- Menstrual irregularities
- Unexplained weight loss or gain
- Indigestion or heartburn
Why is bloating a sign of ovarian cancer?
Ascites (a build-up of fluid in the abdomen and a sign of advanced ovarian cancer) is probably the major cause of bloating in women with ovarian cancer. Therefore, waiting for bloating as a key ‘sign’ is too late and we want to encourage all women to ‘know your normal’ and if this changes, to seek medical help. This is why any changes in the body need to be looked into. Many may think that they are reacting to foods, or they have a gut issue etc, but it may actually be the signs of ovarian cancer. This is why proper investigations and proper differential diagnosis by a trained professional is so important.
While having a family history of ovarian cancer increases a woman’s risk of developing ovarian cancer, 90-95 per cent of all ovarian cancers occur in women who do not have a family history.
Key factors associated with increased risk include:
- Multiple relatives on the same side of the family affected by breast cancer (male or female) or ovarian cancer
- Younger age at cancer diagnosis in relatives
- Relatives affected by both breast and ovarian cancer
- Relatives affected with bilateral breast cancer
- An increase in age
- Inheriting a faulty gene (called a gene mutation) that increases the risk of ovarian cancer
- Being Caucasian (white) and living in a Western country with a high standard of living having few or no full-term pregnancies
- Starting your menstrual cycle early (before the age of 12) and beginning menopause after the age of 50
- Taking hormone therapy (HT) after menopause. Some studies suggest this may increase your risk of developing ovarian cancer, but others don’t make this connection
- Never having taken the contraceptive pill – the pill has been found to reduce the risk of cancer of the ovaries and uterus
- Only five to 10 per cent of all ovarian cancers are associated with a family history. The risk of developing ovarian cancer increases with the number of affected first degree relatives (parents, siblings, children)
- Ashkenazi Jewish ancestry.
Diagnosis for Ovarian Cancer
There is currently no evidence to support the use of any test, including pelvic examination, CA125 or other biomarkers, ultrasound (including transvaginal ultrasound), or a combination of tests, to screen for ovarian cancer. The only way to properly screen for it is through histology done at the time of laparoscopy.
While CA126 can be a diagnostic, it really has limited value and I have to let people know that it isn’t the best diagnostic at all. 50% of ovarian cancers will actually have a normal CA125 reading.
The cancer council’s guidelines are quite clear about this after numerous research studies show that CA125 has limited diagnostic value for Ovarian cancer. If markers and symptoms are suggestive of Ovarian Cancer, the only true diagnostic is Laparoscopy with histology to really get an accurate diagnosis.
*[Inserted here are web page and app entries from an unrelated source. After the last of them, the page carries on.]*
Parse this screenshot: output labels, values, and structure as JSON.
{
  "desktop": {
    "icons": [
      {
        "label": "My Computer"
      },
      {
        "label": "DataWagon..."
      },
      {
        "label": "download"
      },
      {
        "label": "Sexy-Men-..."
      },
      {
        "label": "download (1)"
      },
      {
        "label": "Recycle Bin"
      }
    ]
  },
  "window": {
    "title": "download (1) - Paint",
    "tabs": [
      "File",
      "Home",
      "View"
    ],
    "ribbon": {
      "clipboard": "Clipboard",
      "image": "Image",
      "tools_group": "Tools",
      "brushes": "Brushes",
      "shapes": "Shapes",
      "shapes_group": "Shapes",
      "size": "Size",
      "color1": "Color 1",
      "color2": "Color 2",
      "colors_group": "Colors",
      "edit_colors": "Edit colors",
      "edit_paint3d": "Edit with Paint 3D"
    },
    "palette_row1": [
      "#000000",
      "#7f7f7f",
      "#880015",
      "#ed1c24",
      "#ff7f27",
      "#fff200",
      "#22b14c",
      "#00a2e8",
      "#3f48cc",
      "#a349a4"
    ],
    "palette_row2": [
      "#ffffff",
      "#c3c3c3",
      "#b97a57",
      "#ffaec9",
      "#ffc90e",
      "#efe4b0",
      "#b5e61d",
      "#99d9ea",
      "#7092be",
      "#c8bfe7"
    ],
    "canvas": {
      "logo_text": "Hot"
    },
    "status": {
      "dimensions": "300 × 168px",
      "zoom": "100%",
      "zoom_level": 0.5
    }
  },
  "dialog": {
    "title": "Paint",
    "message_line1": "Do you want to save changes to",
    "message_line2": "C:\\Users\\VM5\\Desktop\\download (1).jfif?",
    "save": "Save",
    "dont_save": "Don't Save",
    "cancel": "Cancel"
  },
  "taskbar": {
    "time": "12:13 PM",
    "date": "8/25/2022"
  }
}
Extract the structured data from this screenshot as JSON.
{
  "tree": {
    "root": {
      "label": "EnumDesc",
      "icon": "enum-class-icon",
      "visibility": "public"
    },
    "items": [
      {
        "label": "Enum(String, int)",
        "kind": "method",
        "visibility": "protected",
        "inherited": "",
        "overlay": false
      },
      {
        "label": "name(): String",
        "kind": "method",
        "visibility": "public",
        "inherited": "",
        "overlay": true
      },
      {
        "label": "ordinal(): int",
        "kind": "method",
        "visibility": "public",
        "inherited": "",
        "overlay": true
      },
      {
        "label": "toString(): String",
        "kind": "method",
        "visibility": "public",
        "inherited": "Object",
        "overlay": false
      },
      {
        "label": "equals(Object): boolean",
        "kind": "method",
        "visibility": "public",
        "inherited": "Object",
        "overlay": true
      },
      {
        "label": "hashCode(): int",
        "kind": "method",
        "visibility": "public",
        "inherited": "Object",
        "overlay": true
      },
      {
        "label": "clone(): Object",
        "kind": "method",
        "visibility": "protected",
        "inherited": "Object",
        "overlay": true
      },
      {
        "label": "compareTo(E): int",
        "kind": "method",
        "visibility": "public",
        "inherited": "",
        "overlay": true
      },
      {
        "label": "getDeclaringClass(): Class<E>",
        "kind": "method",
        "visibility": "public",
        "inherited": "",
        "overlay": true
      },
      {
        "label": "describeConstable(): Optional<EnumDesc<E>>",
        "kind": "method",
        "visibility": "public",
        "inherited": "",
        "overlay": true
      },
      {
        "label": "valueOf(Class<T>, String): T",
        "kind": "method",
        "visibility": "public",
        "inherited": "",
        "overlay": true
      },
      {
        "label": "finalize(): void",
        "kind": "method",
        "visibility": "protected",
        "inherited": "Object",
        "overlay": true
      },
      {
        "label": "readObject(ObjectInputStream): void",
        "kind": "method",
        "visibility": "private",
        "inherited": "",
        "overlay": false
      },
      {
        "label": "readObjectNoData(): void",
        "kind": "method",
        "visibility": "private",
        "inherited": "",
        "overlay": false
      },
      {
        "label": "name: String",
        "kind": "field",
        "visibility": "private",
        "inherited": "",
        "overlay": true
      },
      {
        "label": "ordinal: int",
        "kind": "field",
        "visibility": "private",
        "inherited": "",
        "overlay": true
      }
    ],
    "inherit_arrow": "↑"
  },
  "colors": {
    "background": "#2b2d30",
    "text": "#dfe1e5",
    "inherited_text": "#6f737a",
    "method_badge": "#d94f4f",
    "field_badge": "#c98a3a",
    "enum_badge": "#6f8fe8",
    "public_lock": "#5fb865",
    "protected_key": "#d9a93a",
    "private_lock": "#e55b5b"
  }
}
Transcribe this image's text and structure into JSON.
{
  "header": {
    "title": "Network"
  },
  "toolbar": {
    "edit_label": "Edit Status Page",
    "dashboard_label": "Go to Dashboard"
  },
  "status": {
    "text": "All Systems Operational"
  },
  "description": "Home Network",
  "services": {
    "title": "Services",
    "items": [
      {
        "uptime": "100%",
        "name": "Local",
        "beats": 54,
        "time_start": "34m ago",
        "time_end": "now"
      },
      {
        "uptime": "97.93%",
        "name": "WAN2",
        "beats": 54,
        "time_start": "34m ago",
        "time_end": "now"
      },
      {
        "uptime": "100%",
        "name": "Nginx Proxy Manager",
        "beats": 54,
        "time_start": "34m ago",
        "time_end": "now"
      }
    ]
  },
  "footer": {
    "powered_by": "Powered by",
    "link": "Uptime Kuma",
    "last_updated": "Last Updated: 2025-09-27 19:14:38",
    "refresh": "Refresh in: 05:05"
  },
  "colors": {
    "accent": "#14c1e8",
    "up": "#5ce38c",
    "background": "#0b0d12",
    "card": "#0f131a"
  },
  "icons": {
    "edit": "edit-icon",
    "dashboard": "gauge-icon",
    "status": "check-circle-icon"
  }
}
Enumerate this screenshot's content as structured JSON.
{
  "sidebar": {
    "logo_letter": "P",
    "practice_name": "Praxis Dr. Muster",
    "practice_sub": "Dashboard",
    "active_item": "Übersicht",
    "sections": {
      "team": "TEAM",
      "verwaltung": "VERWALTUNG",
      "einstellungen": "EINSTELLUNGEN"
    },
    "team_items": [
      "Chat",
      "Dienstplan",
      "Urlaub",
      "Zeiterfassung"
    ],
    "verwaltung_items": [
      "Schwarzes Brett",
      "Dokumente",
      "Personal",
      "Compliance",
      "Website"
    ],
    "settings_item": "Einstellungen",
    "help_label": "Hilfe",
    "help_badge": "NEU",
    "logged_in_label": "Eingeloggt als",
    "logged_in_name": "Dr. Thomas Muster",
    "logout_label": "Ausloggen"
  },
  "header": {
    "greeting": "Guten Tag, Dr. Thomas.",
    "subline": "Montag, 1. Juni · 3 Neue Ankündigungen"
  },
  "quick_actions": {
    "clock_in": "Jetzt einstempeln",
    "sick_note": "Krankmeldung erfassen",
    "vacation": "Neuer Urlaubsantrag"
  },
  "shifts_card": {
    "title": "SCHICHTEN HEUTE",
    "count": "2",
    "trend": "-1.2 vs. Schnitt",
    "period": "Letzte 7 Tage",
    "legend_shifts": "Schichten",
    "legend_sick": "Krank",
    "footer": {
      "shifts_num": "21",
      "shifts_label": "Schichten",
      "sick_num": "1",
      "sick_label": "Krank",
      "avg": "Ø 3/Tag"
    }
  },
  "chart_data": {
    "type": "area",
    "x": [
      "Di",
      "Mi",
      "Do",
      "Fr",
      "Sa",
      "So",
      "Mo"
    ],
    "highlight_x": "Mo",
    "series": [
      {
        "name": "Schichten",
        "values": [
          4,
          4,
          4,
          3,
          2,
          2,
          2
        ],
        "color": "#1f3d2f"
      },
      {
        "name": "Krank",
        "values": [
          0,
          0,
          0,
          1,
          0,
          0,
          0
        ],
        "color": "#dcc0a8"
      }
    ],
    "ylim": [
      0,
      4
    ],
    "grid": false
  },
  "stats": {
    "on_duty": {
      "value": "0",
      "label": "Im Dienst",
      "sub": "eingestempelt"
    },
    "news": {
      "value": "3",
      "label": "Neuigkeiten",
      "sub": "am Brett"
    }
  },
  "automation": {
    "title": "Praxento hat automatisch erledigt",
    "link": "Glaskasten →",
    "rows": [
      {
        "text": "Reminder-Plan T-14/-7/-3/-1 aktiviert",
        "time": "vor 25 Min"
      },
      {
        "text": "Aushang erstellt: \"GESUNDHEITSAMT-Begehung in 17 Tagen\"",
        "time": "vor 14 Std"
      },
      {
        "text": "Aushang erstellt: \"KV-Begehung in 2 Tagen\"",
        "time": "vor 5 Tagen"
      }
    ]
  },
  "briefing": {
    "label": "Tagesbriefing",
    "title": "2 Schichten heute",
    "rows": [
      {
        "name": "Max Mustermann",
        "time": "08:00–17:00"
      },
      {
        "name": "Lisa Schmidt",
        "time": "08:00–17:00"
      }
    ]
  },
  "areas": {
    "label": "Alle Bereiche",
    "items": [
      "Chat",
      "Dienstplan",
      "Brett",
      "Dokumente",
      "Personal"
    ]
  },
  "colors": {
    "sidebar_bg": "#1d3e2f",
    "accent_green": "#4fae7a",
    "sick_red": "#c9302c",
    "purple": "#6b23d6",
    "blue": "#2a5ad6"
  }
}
Treatment for Ovarian Cancer
At such an advanced stage, the cancer is more difficult to cure. As ovarian cancer advances, cells from the original tumor can spread (metastasize) throughout the pelvic and abdominal regions and travel to other parts of the body. Cancer cells are carried through the body through lymph vessels and the bloodstream.
If a woman is suspected of having ovarian cancer, she should be referred to a gynaecological oncologist. Research shows survival for women with ovarian cancer is improved when their surgical care is directed by a gynaecological oncologist.
Treatment for ovarian cancer usually involves surgery and chemotherapy. It may also include radiotherapy.
Usually your healthcare practitioner, or GP, will generally arrange for initial tests and looks after your general health as well as coordinating with your specialists. Depending on your treatment you will be seen by several specialists, such as: medical oncologist, radiation oncologist, radiologist, gynaecological pathologist, cancer nurses and other health professionals such as a dietitian, physiotherapist, social worker and a counsellor.
With any condition that affects the body, we often get early warning signs and this is why early intervention and making sure you are investigated and management properly is so important.
Dr Andrew Orr
-Women’s and Men’s Health crusader
-No Stone Left Unturned